* _Records supplied_:

————————

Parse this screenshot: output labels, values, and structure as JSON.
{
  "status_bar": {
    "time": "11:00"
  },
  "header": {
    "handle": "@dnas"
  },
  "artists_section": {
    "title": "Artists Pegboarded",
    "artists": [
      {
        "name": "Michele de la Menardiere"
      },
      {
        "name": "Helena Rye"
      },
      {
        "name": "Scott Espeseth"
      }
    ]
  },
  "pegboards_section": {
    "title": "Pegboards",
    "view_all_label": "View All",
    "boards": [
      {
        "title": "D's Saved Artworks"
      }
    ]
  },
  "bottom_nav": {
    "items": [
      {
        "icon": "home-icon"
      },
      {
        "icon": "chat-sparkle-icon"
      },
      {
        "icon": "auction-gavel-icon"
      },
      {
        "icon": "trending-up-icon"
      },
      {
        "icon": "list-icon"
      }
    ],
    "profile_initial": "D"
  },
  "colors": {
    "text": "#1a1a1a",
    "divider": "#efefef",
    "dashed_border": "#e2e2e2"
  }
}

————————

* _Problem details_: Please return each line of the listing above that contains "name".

* _Solution for this problem_:
        "name": "Michele de la Menardiere"
        "name": "Helena Rye"
        "name": "Scott Espeseth"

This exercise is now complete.